WORK REQUEST: Pull every line that includes the word "title" from the data.

STORED DATA:
┄┄┄┄┄┄┄┄┄┄┄┄┄┄┄┄┄┄┄┄

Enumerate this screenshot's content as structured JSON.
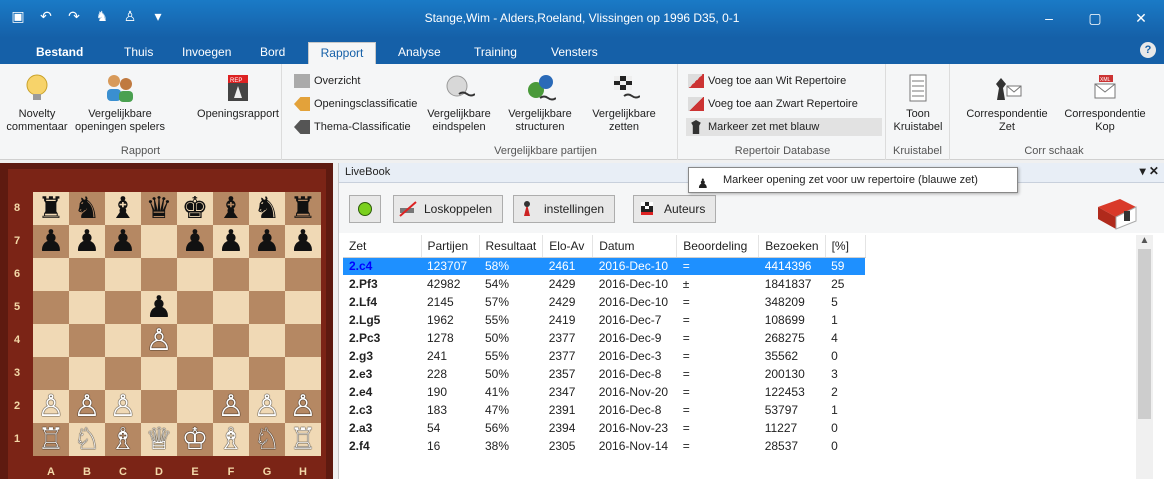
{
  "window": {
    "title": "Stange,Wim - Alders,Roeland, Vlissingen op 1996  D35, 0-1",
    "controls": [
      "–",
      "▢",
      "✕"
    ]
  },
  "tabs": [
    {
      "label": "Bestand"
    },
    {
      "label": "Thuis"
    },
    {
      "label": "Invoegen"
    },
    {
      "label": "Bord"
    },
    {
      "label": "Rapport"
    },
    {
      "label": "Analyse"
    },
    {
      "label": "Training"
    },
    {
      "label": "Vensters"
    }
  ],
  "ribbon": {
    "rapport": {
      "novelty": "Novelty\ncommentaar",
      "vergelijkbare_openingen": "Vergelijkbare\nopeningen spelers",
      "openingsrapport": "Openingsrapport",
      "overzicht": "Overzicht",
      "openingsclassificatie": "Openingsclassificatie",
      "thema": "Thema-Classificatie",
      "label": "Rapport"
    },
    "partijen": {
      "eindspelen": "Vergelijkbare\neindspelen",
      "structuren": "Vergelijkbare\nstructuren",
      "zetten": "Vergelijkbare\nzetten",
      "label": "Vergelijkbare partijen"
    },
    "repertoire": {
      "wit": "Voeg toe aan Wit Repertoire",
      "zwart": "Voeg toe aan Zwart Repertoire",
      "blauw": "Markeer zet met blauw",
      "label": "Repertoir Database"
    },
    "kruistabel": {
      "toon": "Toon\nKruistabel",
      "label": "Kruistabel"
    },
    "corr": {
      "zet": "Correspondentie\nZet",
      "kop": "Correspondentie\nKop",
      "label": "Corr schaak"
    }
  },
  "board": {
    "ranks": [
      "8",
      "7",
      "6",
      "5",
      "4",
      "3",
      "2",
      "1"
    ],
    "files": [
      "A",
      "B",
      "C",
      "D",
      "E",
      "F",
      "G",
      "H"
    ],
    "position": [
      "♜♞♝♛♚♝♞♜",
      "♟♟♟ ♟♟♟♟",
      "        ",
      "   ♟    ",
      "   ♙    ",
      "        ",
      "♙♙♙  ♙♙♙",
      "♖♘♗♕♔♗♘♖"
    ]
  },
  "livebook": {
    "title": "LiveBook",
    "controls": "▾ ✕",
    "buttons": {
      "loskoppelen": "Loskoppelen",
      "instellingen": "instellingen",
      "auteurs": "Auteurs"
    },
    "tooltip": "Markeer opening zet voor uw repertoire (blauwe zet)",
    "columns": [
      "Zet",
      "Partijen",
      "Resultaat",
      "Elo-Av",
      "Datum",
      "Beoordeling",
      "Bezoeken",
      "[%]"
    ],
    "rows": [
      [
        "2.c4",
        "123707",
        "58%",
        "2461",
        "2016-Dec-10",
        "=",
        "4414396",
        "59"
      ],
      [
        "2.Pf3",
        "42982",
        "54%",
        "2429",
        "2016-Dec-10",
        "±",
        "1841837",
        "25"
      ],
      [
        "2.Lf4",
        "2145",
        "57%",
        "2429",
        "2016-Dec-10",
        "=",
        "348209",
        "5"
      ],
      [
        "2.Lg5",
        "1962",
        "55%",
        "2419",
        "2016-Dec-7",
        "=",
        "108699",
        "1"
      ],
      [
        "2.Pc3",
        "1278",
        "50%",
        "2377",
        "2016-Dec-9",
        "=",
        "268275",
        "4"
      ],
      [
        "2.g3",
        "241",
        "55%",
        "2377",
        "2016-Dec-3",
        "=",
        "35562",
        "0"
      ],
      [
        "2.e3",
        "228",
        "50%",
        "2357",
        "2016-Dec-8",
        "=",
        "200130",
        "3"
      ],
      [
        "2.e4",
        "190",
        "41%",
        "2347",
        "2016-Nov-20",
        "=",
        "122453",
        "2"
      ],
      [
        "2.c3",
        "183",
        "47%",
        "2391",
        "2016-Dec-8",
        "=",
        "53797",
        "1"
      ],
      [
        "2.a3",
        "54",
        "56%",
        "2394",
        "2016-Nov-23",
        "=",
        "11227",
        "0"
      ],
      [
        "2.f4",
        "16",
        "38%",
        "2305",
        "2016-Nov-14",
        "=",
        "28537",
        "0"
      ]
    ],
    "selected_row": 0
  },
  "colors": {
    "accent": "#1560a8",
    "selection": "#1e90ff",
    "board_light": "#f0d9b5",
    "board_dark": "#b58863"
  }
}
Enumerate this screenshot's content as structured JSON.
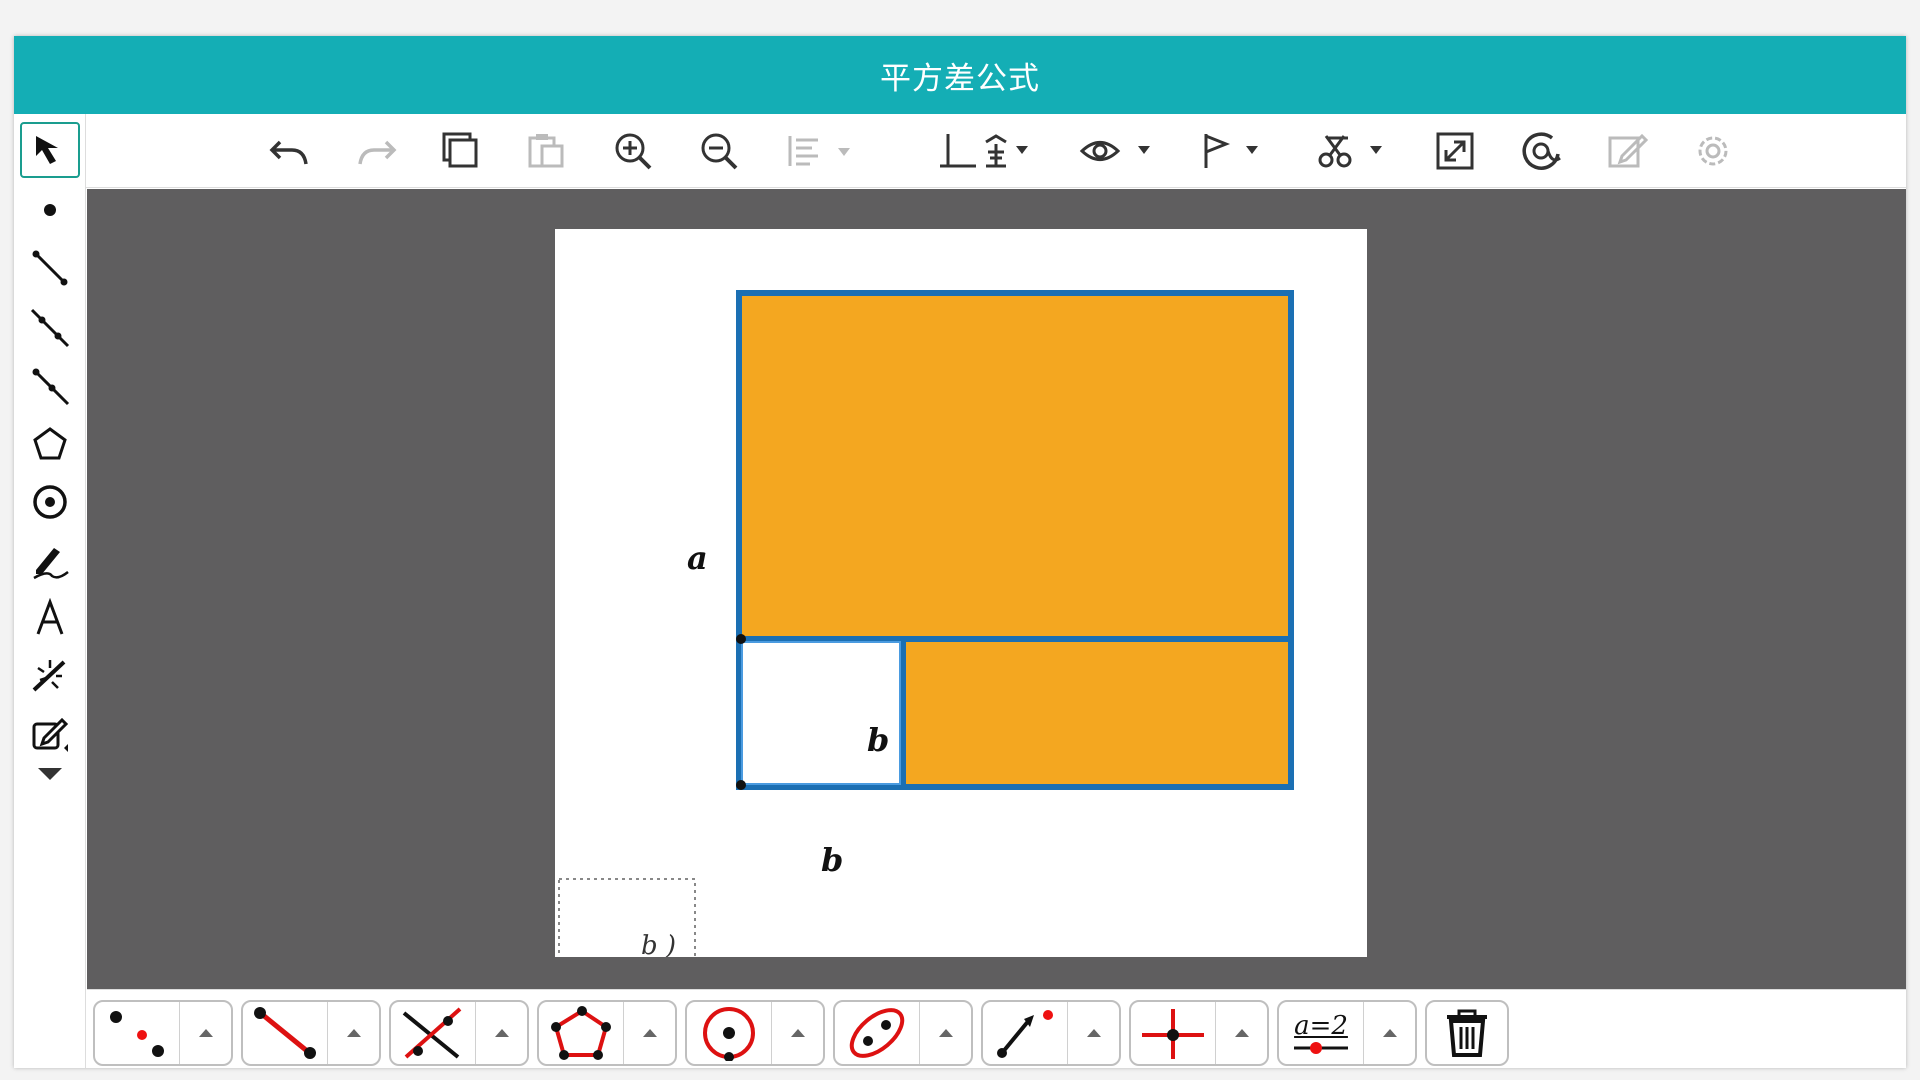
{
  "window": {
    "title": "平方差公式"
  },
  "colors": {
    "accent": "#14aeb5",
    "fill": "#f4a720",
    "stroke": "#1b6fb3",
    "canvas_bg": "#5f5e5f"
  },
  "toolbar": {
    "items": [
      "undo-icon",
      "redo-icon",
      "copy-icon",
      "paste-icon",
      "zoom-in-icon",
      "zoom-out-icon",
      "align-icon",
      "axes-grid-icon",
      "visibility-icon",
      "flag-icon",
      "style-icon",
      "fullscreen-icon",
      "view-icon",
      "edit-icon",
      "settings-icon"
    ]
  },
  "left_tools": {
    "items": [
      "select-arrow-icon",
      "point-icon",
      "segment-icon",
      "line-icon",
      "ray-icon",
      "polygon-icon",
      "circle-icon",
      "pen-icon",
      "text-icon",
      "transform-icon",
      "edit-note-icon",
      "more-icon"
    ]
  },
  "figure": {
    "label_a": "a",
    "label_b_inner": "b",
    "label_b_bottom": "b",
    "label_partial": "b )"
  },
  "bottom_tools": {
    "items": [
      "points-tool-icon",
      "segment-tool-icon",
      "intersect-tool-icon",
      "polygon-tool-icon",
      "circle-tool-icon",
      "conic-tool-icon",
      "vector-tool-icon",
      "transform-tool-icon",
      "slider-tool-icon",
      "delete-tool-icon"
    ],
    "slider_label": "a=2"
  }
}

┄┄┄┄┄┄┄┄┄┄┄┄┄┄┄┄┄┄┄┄

YOUR RESPONSE:
    "title": "Stange,Wim - Alders,Roeland, Vlissingen op 1996  D35, 0-1",
    "title": "LiveBook",
    "title": "平方差公式"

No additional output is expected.